Facing the choices of force management: Three important steps

  • Published
  • By Col. S. Clinton Hinote
  • 8th Fighter Wing commander
Tough choices lie ahead - for many of us individually and for the Air Force as a whole.

Due to financial constraints, Air Force leaders have made the tough choice to downsize the force. Right now, we do not know how many people will be let go, but this number may grow to as many as twenty-five thousand.

As the Department's budget solidifies, the number will firm up. In the meantime, the Air Force has released much information about the programs that will trim our force.

Perhaps the most important characteristic of these force management tools is that for almost every mandatory program, there is a voluntary program first. This means that if you can be cut through a mandatory program, you owe it to yourself and your loved ones to explore all your options.

Some of the voluntary programs offer lucrative incentives. This may open a path for transitioning between careers or retiring early.

I'm eligible for one of these programs. In my case, it is the Enhanced Selective Early Retirement Board.

There is a voluntary retirement program that precedes this board, so I need to weigh my options. As I move forward, I'm taking three steps to ensure I make the best choice for myself and my family. I invite you to take these steps as well, so that you can make the best decision for yourself.

The first thing we need to do is to ensure our records are correct and up to date. In the past, I have helped many members under my command check their records. In my experience, I've never seen an officer check their records and found them to be entirely accurate.

The errors were usually minor - a missing medal citation or incorrect duty title, but sometimes the error was a big one, like a missing report.

In any case, it is imperative to correct each record, because it contains the information the board must use to make its decision. I'm going to make sure mine is right by going to the Air Force Portal, then selecting Air Force Personnel Center secure applications, then the Personnel Records Display Application.

The second step we should take is to explore all our options. We should learn as much as we can about the programs for which we are eligible, both voluntary and involuntary.

For each of these programs, there is a document called a Personnel Services Delivery Memorandum that contains all pertinent information. This is the source document, and it is the best place to get answers. We can find these documents--and other valuable information--on the Force Management page at https://myPers.af.mil/

Besides verifying our records and exploring our options, we need to have an honest discussion with our supervisors and/or commanders. It is critical that we get the best information possible to make our decisions, and these leaders are a primary source.

I want to communicate to my commander that I am seeking honest feedback about my performance and how I stack up against my peers, and it is okay if that feedback stings in the short term.

I would rather know the truth about my performance now rather than when I am handed my Retention Recommendation Form, when it might be too late to exercise my voluntary option.

As we approach our supervisors, we need to be both respectful and aggressive about seeking honest feedback.

For many of us, the future is uncertain and there are many things out of our control.
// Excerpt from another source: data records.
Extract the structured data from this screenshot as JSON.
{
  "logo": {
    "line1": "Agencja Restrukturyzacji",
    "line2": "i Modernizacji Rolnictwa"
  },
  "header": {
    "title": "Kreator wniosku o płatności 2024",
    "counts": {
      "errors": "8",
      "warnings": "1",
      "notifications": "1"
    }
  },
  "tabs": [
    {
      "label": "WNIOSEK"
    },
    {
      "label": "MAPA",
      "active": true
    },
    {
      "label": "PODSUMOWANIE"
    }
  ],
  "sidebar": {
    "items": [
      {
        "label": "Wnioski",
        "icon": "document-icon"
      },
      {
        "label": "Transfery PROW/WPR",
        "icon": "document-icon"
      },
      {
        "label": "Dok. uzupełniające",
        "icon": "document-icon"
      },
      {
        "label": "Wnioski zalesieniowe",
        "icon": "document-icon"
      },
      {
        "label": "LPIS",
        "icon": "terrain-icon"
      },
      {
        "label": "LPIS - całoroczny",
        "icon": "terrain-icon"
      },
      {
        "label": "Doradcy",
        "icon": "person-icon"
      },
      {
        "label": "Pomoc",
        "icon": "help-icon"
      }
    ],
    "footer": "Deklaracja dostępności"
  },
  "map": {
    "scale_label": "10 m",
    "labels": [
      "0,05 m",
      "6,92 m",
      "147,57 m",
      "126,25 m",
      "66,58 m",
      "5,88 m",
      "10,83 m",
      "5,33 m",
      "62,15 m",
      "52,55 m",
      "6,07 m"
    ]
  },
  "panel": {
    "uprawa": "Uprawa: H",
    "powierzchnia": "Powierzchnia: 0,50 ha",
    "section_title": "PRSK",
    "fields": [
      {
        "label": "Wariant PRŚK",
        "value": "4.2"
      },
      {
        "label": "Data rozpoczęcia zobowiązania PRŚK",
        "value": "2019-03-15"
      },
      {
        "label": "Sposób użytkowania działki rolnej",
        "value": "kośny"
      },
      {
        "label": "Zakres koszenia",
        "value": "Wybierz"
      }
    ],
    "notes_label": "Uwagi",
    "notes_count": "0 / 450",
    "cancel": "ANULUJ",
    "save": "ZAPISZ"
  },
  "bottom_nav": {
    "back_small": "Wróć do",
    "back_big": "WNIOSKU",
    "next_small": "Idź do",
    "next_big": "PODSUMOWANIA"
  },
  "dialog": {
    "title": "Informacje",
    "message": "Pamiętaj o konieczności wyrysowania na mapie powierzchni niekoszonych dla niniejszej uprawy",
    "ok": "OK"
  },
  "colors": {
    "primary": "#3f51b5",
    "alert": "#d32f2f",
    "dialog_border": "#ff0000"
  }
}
That is why it is so important to do the things that are in our control, like correcting our records, understanding our options, and seeking honest feedback.

After doing these things, we can discuss our options with family, friends, and mentors and then make the best decision for our future. I wish you the best as you consider what is right for you.